Depending on your definition of performance material, merino seems to check a lot of the modern-day boxes. For example, providing a thermal quality while simultaneously being porous enough to remove moisture from the skin. It naturally resists small amounts of external moisture yet dries fairly quickly once wet. Merino is a naturally technical material without a list of creative marketing adjectives and proprietary trademarks showered across products these days.
"Merino is a naturally technical material without a list of creative marketing adjectives and proprietary trademarks showered across products these days."
BGDB: Can non-roadies wear the Spandex Panda Collection?
Curtis: Sure, anyone can wear it. If you are into style, it doesn’t matter which type of bike you ride. Our products are made in Italy there is a natural ‘euro fit’. No piece of clothing off the rack will ever fit everyone.
BGDB: How did the Après Collection start?
Curtis: The Spandex Panda Collection is a blend of adventure and après. The sweaters, polos, and base layers can be functional on the bike and coupled with a pair of shorts or pants for any social occasion. Sitting on a patio, in a cafe, at a dinner table is when the stories are shared.
BGDB: What is SPVC & how did it start?
Curtis: SPVC stands for the Spandex Panda Velo Club. Many people think that SPVC is the clothing line. The brand was set up to have a ‘club’ atmosphere - travel the world, share stories, plan adventures and enjoy the amazing offerings of the world. It’s not a racing club but a social community with the commonality of cycling adventures. The Collection has spawned from it. The Strava Club and the private Facebook group are the ways that members can share stories, comment, and plan adventures.
BGDB: Can we find Spandex Panda apparel at our local shop? How do we buy it?
Curtis: The Spandex Panda Collection was not set up originally for wholesale. In the future, there will be a small portion of the collection that will be available for retailers but never the entire collection. The Collection can be purchased through our website or at any small events that we’re attending.
BGDB: What can we expect from Spandex Panda in the future?
Curtis: The collection continues to evolve. We learn from the past to design the future, including with our own products. The goal is continual improvement.
We had our first season with UCI Continental Team Skyline as a provider for their Après clothing.

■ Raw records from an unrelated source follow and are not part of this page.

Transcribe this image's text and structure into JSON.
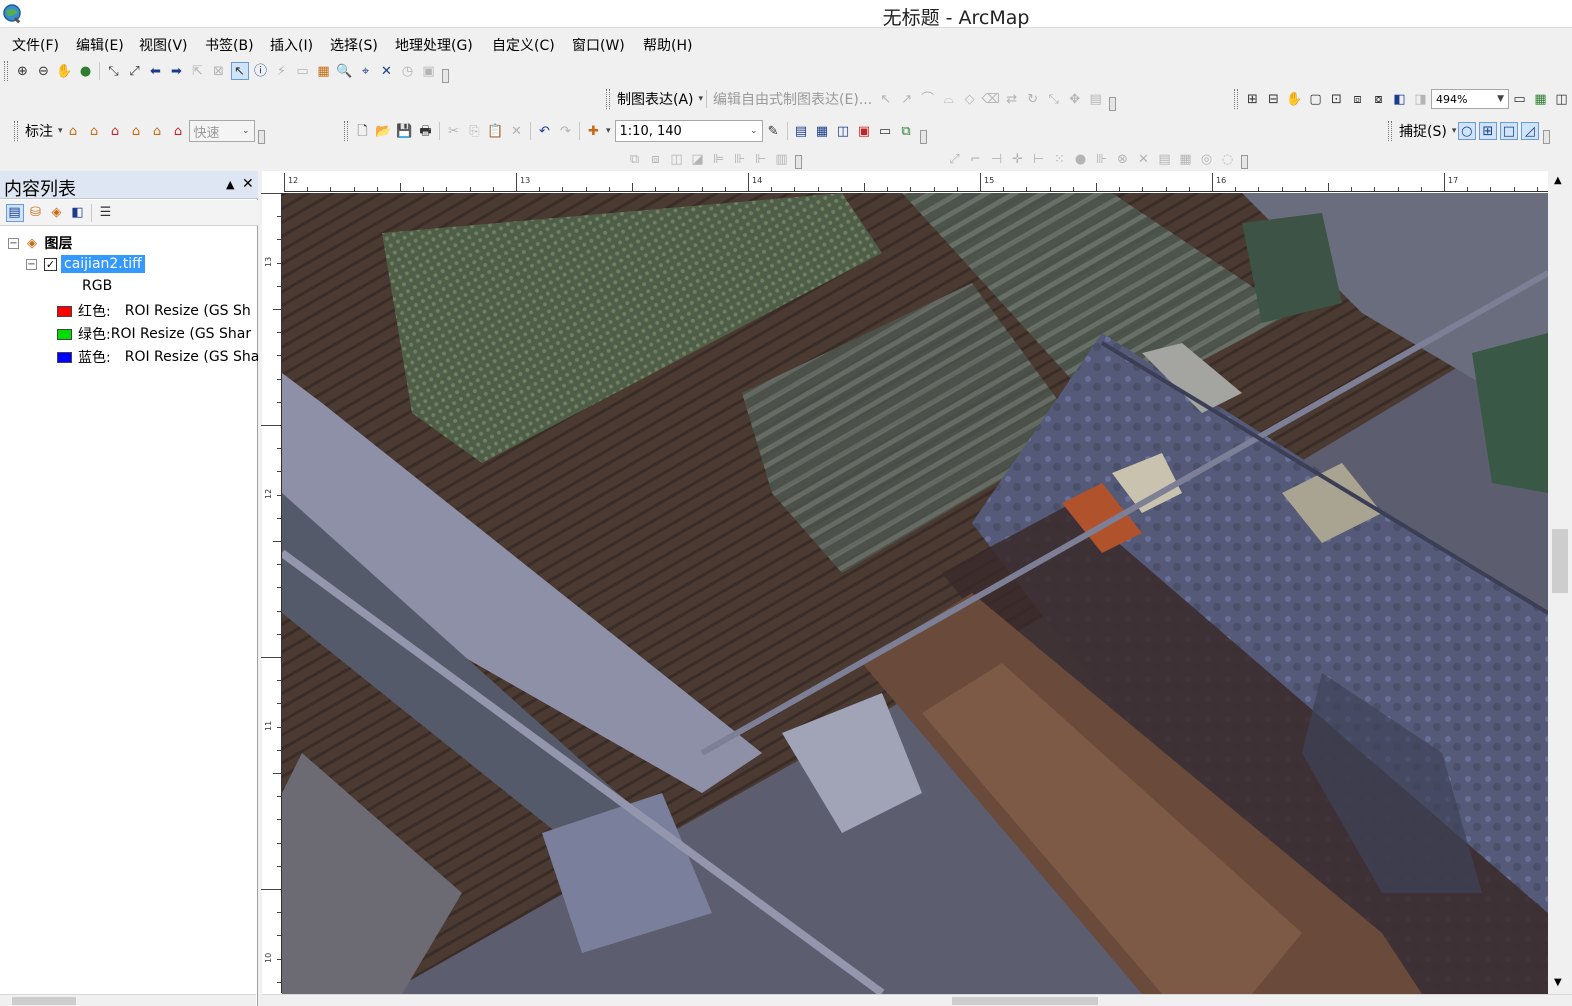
{
  "window": {
    "title": "无标题 - ArcMap"
  },
  "menubar": {
    "items": [
      "文件(F)",
      "编辑(E)",
      "视图(V)",
      "书签(B)",
      "插入(I)",
      "选择(S)",
      "地理处理(G)",
      "自定义(C)",
      "窗口(W)",
      "帮助(H)"
    ]
  },
  "toolbars": {
    "representation_label": "制图表达(A)",
    "free_representation_label": "编辑自由式制图表达(E)...",
    "zoom_level": "494%",
    "label_menu": "标注",
    "label_speed": "快速",
    "map_scale": "1:10, 140",
    "snapping_label": "捕捉(S)"
  },
  "toc": {
    "title": "内容列表",
    "pin": "▲",
    "close": "✕",
    "root": {
      "label": "图层",
      "expander": "−"
    },
    "layer": {
      "label": "caijian2.tiff",
      "expander": "−",
      "checked": "✓",
      "subtitle": "RGB"
    },
    "bands": [
      {
        "channel": "红色:",
        "source": "ROI Resize (GS Sh",
        "color": "#ff0000"
      },
      {
        "channel": "绿色:",
        "source": "ROI Resize (GS Shar",
        "color": "#00dd00"
      },
      {
        "channel": "蓝色:",
        "source": "ROI Resize (GS Sha",
        "color": "#0000ff"
      }
    ]
  },
  "ruler": {
    "h_labels": [
      "12",
      "13",
      "14",
      "15",
      "16",
      "17"
    ],
    "v_labels": [
      "13",
      "12",
      "11",
      "10"
    ]
  },
  "colors": {
    "selection": "#3399ff",
    "toc_header": "#dde6f2",
    "map_background": "#6b6e7a"
  },
  "icons": [
    "app-globe-icon",
    "zoom-in-icon",
    "zoom-out-icon",
    "pan-icon",
    "full-extent-icon",
    "select-elements-icon",
    "identify-icon",
    "add-data-icon",
    "save-icon",
    "print-icon",
    "undo-icon",
    "redo-icon",
    "snap-point-icon",
    "snap-end-icon",
    "snap-vertex-icon",
    "snap-edge-icon"
  ]
}
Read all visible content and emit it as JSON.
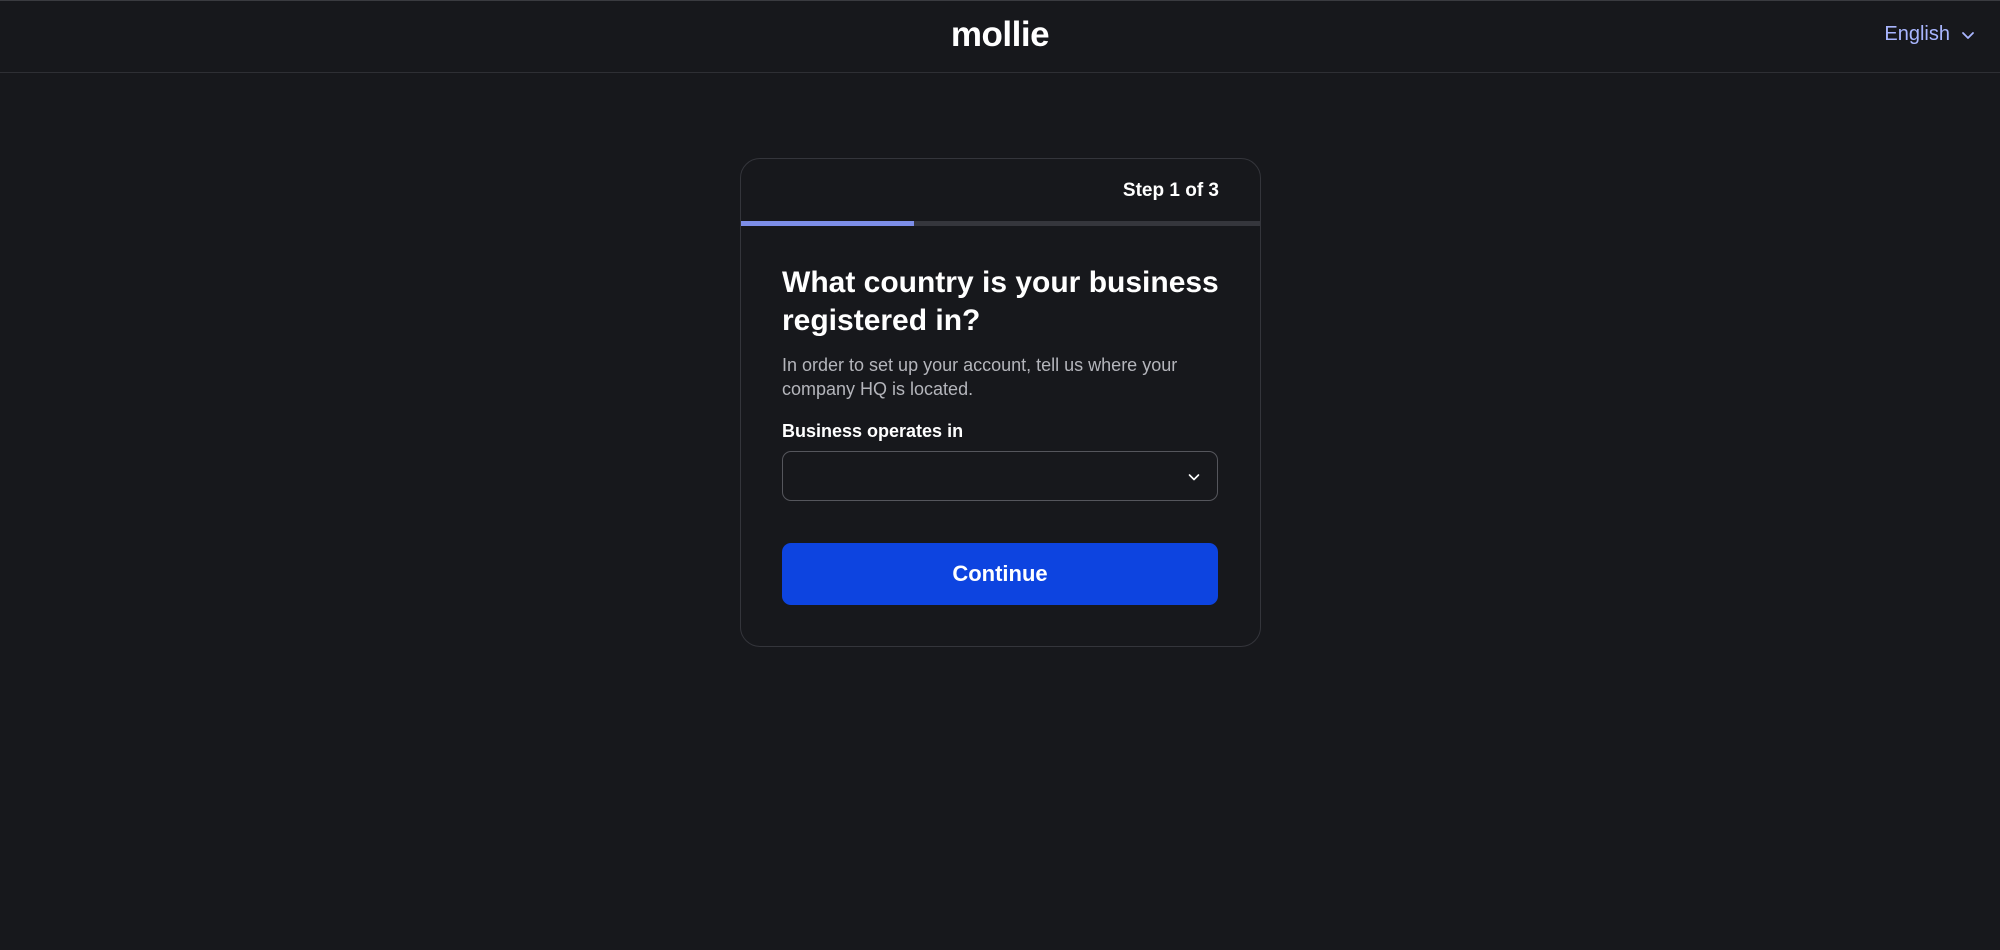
{
  "header": {
    "logo_text": "mollie",
    "language": "English",
    "language_icon": "chevron-down-icon"
  },
  "card": {
    "step_text": "Step 1 of 3",
    "progress_fraction": 0.333,
    "title": "What country is your business registered in?",
    "subtitle": "In order to set up your account, tell us where your company HQ is located.",
    "field_label": "Business operates in",
    "select_value": "",
    "select_icon": "chevron-down-icon",
    "continue_label": "Continue"
  },
  "colors": {
    "background": "#17181c",
    "accent_button": "#0d44e0",
    "progress_fill": "#7d8ee8",
    "language_link": "#a9b6ff"
  }
}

It was a great opportunity and we’re looking forward to more.
On the flipside is the idea of adventure cycling. Bike packing and traveling by bicycle is more popular every day and we’re looking to increase our selection for these riders. Funny, but it seems to have come full circle, back to how cycling was about a century ago. Pack light, look good, and ride your bike.